Dr. Steven High
Full Professor , History
Founding Member, Centre for Oral History and Digital Storytelling
Steven High is an interdisciplinary oral and public historian with a strong interest in transnational approaches to working-class studies, forced migration, community-engaged research, as well as oral history methodology and ethics. He is currently President of the Canadian Historical Association (2021-23)
He has published extensively on deindustrialization and the postindustrial transformation of North American cities. His first book, Industrial Sunset: the Making of North America’s Rust Belt (2003), won awards from the American Historical Association, the Canadian Sociology and Anthropology Association, and the Federation of the Humanities and Social Sciences. This was followed by Corporate Wasteland: The Landscape and Memory of Deindustrialization (2007), co-authored with photographer David Lewis; The Deindustrialized World: Confronting Ruination in Post-Industrial Places (2017), co-edited with Lachlan MacKinnon (Cape Breton University) and Andrew Perchard; and, One Job Town: Work, Belonging and Betrayal in Northern Ontario (2019), which won the Clio Prize for the best book in Ontario History from the CHA and the Fred Landon Prize from the Ontario Historical Society. His most recent monograph, Deindustrializing Montreal: Entangled Histories of Race, Residence and Class was published in 2022. He is currently co-editing several special issues and edited volumes. He is currently leading a seven-year SSHRC Partnership project on "Deindustrialization & the Politics of Our Time" (DePOT - deindustrialization.org).
His second area of expertise involves oral history, particularly as it relates to mass violence.

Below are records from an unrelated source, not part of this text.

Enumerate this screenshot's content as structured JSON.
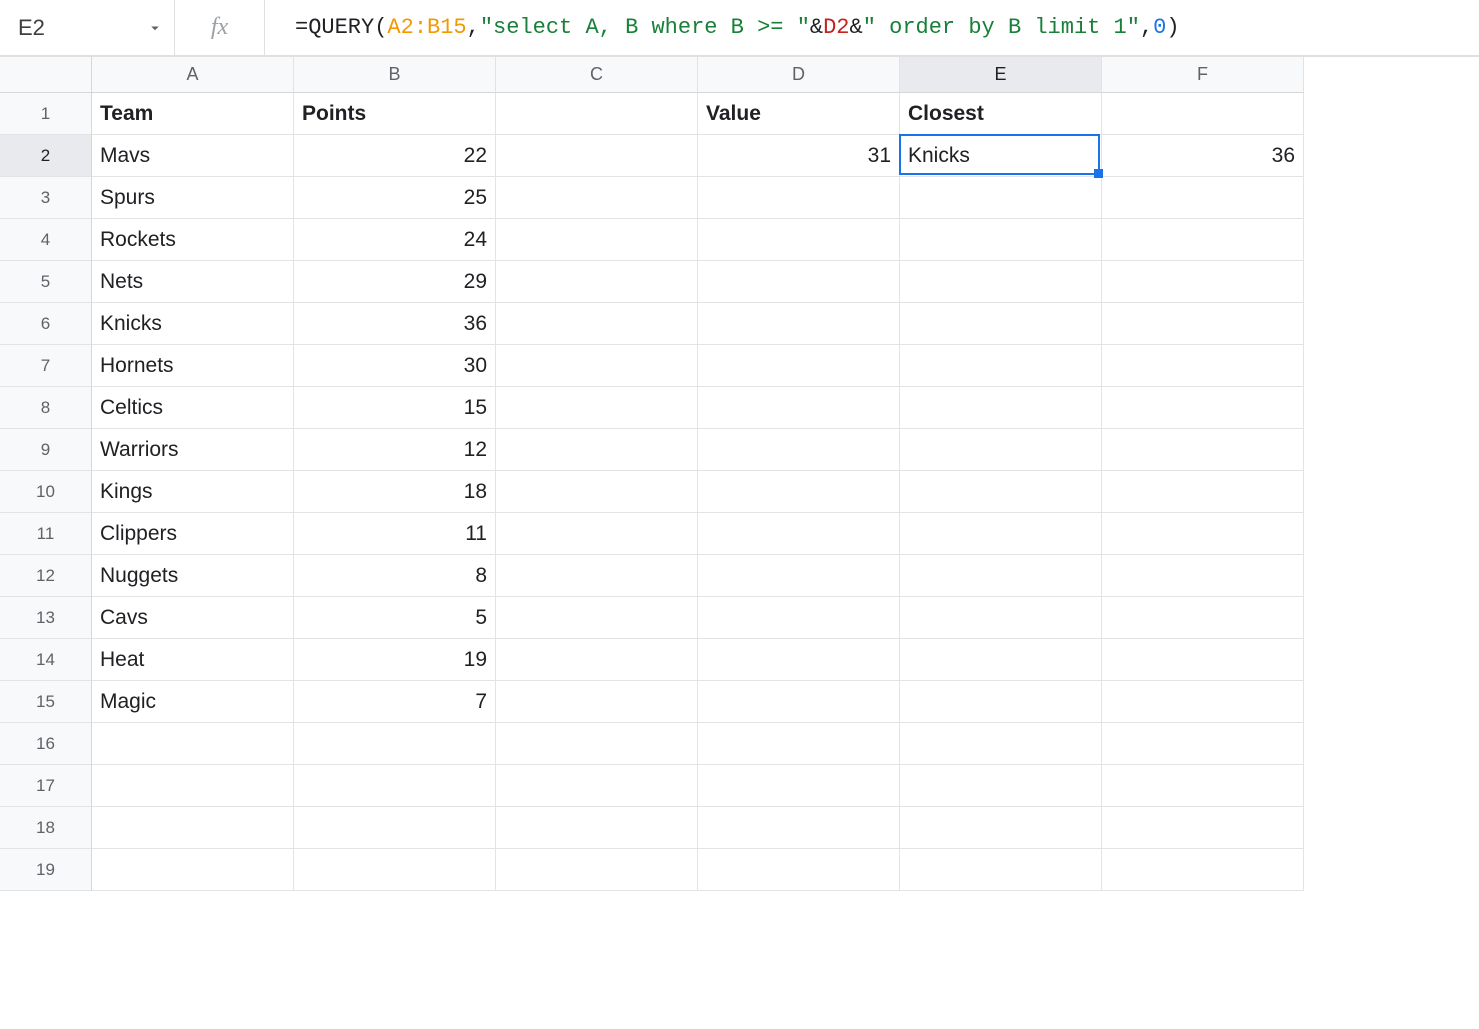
{
  "nameBox": "E2",
  "fxLabel": "fx",
  "formula": {
    "prefix": "=QUERY(",
    "range": "A2:B15",
    "comma1": ",",
    "str1": "\"select A, B where B >= \"",
    "amp1": "&",
    "ref": "D2",
    "amp2": "&",
    "str2": "\" order by B limit 1\"",
    "comma2": ",",
    "num": "0",
    "suffix": ")"
  },
  "columns": [
    "A",
    "B",
    "C",
    "D",
    "E",
    "F"
  ],
  "numRows": 19,
  "activeCell": {
    "row": 2,
    "col": 5
  },
  "header": {
    "A": "Team",
    "B": "Points",
    "D": "Value",
    "E": "Closest"
  },
  "teams": [
    "Mavs",
    "Spurs",
    "Rockets",
    "Nets",
    "Knicks",
    "Hornets",
    "Celtics",
    "Warriors",
    "Kings",
    "Clippers",
    "Nuggets",
    "Cavs",
    "Heat",
    "Magic"
  ],
  "points": [
    22,
    25,
    24,
    29,
    36,
    30,
    15,
    12,
    18,
    11,
    8,
    5,
    19,
    7
  ],
  "D2": 31,
  "E2": "Knicks",
  "F2": 36
}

Steven High led the prize-winning Montreal Life Stories from 2005 until 2012, where he worked in partnership with survivor groups in the recording of 500 life stories and their integration into online digital stories, radio programming, audio walks, art installations, a year-long museum exhibition, pedagogical materials, and a range of theatrical performances. He also co-edited (with Ted Little and Thi Ry Duong), Remembering Mass Violence (2013), edited Beyond Testimony and Trauma (UBC, 2015), and authored Oral History at the Crossroads (2014) which won the Clio prize for best book published on Quebec history. Histoires de vie de réfugiés montréalais: une rencontre, a French language edition of Crossroads was then published. He has also co-authored Going Public: The Art of Participatory Practice with Liz Miller and Ted Little, and is co-editor of the 2019 Routledge Handbook on Place and Memory with Sarah de Nardi, Hilary Orange, and Eerika Koskinen-Koivisto. He co-edited a special issue of Histoire sociale/Social History on "Activist Lives" with Lana Dee Povitz and on "Loss and the City" in Urban History Review with Laura Madokoro and Laura Ishiguro. He was awarded a Governor General's History Award for Popular Media.
Finally, Steven High has published extensively on race and empire in Newfoundland, Bermuda, and the British Caribbean during the Second World War. This research has resulted in articles in a number of journals as well as a monograph, Base Colonies in the Western Hemisphere (2009) and an edited collection, Occupied St. John's: A Social History of a City at War (2010), which received Honorable Mention for the C.P. Stacey Prize in Military History. In August 2018, Base Colonies was used to justify a special parliamentary committee to investigate establishing a minimum living wage for Bermuda. It has also been used extensively by families seeking recognition of Historic Losses of Land in Bermuda.
B.A. University of Ottawa, M.A. Lakehead University (Thunder Bay), Ph.D. University of Ottawa
Photo credit: David Ward
Graduate and Postdoctoral Supervision
Supervised Students and Postdoctoral Fellows
To date, I have supervised 14 postdoctoral fellows. Jason Camlot (English) and I co-supervised Mathieu Aubin, Deeana Fong, and Samuel Mercier as part of the Spoken Web Project. All three explored aspects of oral literary history. Other postdocs have focused on oral history in the aftermath of mass violence: Stéphane Martelly received a research-creation postdoc to examine the life stories of Haitian-Montrealers displaced by mass violence; Lilia Topouzova expanded on her work on the Bulgarian Gulag; Hourig Attarian explored intergenerational life stories of Armenian women; Stacey Zembrzycki looked at the politics of memory among Holocaust survivors; and Anna Sheftel explored survivor testimony. With Sebastien Caquard (Geography), I co-supervised Marie Lavorel as part of the Living Archives of Rwandan Exiles and Survivors. I also supervised Lana Dee Povitz and Amanda Ricci on oral history and activist lives in or after the women's movement. Karoline Truchon used participatory media to explore the unfairness of “la mixité sociale" discourse. With Peter Gossage, I co-supervised Julie Perrone on the Franklin Project. I am currently supervising Indranil Chakraborty as part of the DePOT project, where he is exploring first person testimony about job loss at Sears Canada.